His proud pronouncement to me was the inner joy he felt in setting employees off on new career paths via the pink slip, a pursuit in which he wasted no time.
The newsroom was cut first. The circulation department was cut. The business office was lopped off and the marketing department mothballed. He went back to the newsroom and took a few more whacks. Advertising folks, who surely thought they were untouchable because the corporate beast had to eat, soon learned their fate as many in that department received the unavoidable.
Being at the executive level, I had to be the bearer of bad news, to people I had hired, trained, and grown together with personally and professionally.
None of that mattered to the man at the top.
I was terminating people right and left, and becoming numb as hell about it. If I hadn't had a heart attack already earlier that year, I was surely due for one. Then it came time to terminate Kim, a graphic artist who had been on my team for years. She knew why she had been called in that morning but seemed to take it harder than others. Tears streamed down her face. I reached out and put my hand on hers, and she gathered herself and told me that she found out that morning she was pregnant.
Somewhere, 300 miles away, the man with the grin, who had spent decades in the business running successful newspapers, was now taking great pleasure in bleeding the dignity from organizations and communities he neither knew nor would ever know.
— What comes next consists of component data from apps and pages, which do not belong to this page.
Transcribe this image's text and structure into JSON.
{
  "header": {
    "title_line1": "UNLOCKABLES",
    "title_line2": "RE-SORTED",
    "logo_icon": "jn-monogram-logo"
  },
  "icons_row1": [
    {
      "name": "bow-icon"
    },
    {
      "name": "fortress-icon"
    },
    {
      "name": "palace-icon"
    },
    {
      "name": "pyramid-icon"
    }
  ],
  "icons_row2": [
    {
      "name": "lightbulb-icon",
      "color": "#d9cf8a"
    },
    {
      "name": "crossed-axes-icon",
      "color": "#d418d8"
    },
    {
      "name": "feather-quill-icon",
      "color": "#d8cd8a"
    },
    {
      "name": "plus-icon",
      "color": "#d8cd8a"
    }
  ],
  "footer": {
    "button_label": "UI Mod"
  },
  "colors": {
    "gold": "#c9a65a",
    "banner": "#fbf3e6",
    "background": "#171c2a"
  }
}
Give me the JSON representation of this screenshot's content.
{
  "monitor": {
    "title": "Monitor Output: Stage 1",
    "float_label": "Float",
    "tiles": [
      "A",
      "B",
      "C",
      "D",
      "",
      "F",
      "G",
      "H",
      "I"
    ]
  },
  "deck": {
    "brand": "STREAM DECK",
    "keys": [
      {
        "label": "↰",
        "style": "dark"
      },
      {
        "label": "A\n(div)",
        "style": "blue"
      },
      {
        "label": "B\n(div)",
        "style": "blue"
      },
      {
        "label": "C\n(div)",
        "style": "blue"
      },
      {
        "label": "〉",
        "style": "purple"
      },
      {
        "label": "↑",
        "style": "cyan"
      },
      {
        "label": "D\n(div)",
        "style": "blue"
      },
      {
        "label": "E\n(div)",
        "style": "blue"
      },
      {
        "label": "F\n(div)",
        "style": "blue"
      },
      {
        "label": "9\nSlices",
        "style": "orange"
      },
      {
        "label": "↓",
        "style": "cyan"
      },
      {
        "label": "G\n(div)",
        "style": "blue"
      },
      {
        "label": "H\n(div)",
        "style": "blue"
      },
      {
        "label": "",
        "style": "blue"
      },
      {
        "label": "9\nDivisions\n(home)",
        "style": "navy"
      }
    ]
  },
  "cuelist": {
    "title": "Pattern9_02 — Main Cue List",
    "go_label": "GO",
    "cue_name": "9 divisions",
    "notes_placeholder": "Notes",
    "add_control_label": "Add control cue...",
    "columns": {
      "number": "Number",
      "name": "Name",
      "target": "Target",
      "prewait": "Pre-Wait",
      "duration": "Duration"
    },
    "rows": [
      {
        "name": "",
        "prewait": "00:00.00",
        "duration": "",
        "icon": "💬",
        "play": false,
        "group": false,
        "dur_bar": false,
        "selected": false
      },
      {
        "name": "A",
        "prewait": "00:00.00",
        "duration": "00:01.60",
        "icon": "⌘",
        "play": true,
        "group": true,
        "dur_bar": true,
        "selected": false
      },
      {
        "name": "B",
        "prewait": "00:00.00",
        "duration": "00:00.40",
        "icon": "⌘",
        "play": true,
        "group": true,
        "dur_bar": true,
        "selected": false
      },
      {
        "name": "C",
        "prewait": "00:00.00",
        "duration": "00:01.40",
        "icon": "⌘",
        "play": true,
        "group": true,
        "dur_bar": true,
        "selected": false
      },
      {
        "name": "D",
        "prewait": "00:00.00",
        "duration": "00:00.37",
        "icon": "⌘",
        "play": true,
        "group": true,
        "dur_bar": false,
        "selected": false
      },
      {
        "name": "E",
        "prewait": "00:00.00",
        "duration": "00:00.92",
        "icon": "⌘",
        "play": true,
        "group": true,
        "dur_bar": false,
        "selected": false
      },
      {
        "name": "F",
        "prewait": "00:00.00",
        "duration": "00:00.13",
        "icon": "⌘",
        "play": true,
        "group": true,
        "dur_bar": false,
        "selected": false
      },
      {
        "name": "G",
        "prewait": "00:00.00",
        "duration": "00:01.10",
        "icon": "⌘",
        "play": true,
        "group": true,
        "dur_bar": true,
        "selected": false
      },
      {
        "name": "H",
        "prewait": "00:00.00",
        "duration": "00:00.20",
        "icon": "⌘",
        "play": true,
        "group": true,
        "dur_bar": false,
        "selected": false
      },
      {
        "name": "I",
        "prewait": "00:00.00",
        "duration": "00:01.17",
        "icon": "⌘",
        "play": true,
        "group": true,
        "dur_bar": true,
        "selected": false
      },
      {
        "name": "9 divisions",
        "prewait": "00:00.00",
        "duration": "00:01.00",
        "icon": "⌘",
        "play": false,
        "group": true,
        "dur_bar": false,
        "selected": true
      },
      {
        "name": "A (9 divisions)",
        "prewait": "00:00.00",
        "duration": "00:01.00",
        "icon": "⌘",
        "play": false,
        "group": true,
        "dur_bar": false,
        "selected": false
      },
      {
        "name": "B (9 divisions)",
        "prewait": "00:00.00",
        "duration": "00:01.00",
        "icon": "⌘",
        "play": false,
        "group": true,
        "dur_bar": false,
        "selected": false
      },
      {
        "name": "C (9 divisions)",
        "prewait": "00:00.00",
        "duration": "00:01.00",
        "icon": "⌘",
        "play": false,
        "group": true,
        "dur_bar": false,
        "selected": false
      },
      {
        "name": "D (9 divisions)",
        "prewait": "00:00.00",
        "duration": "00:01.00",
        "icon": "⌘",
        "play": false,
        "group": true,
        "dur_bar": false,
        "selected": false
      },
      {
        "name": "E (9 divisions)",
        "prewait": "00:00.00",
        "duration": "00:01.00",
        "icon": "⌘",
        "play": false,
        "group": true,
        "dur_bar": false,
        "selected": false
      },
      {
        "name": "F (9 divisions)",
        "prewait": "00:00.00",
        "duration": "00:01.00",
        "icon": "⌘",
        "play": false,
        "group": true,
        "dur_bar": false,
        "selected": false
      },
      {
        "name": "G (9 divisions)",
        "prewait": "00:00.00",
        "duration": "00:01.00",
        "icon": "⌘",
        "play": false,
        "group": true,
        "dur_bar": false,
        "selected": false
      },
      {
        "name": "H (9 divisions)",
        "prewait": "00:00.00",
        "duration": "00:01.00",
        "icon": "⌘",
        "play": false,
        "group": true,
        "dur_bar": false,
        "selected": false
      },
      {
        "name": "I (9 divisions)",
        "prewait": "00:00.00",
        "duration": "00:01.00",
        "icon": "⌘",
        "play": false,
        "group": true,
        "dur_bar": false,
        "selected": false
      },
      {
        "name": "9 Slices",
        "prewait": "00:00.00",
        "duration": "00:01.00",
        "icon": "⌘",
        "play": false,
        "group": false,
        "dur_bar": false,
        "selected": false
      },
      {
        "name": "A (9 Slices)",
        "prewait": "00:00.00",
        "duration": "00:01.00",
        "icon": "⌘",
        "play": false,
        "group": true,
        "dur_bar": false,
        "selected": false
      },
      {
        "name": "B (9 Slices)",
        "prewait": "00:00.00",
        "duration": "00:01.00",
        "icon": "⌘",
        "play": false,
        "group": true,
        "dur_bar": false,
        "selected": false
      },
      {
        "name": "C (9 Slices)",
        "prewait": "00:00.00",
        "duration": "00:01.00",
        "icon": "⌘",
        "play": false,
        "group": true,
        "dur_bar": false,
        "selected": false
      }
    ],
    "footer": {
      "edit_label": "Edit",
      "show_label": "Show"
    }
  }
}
Surely, the cold details were in his report sent to the "vulture capitalist" in New York.
It didn't take me long to quit that bunch.
But I didn't quit doing what I love. Bzdek, too, hasn't given up either, as painful as it is to watch what’s happening to the “state newspaper,” the one that won the battle with the Rocky Mountain News as the last big Colorado paper left standing.
He notes that while social media giants have chewed up local advertising of all mediums — if you think newspapers have been pared down, ask someone at a local radio station, or my friend in Grand Junction who works for the Yellow Pages — a resurgence is gaining momentum of late, getting back to the basics, the standards to which newspapers stringently adhere.
Facebook, he says, has shown that its sources can't be trusted, that it was used by Russians for propaganda and that it didn't care about "the privacy of their readers' data."
Meanwhile, 7-in-10 Americans are reached every month by newspapers and their websites. Bzdek quotes Nielsen Scarborough: "Notably, millennials 21-34 make up 25 percent of the U.S. population and now represent 24 percent of the total monthly newspaper readership."
Still, some are convinced that local journalism just can't stand up to the strain, that newspapers will collapse soon enough and that what's happening at the Post is a precursor of a medium losing to transition.
Not true.
And I can illustrate with a sample from the myriad examples out there. In 2015, Andre Johnson, and in 2018, Eric Hosmer, star athletes in Houston and Kansas City, respectively, took out full page ads in their local newspapers to thank fans after moving on to teams in other cities. Hosmer, 28, a millennial if ever there ever was one with 450,000 Twitter followers, along with Johnson, chose the newspaper because newspaper readers are engaged.
Locally, the Ouray Ice Park, Inc., the Ridgway Chautauqua Society and Five Guys and a Sign all made large investments recently with the Plaindealer to deliver their respective organizations' messages.
Need more? This week Mark Zuckerberg, founder of Facebook, apologized to his users for a "breach of trust" in the Cambridge Analytica scandal. In which medium did Zuckerberg choose to make this apology? He purchased full page newspaper ads to say "I promise to do better for you."
The medium is the message. If you trust the medium, you’ll have a better chance of trusting the message.

Alan Todd is co-publsiher of the Ouray County Plaindealer.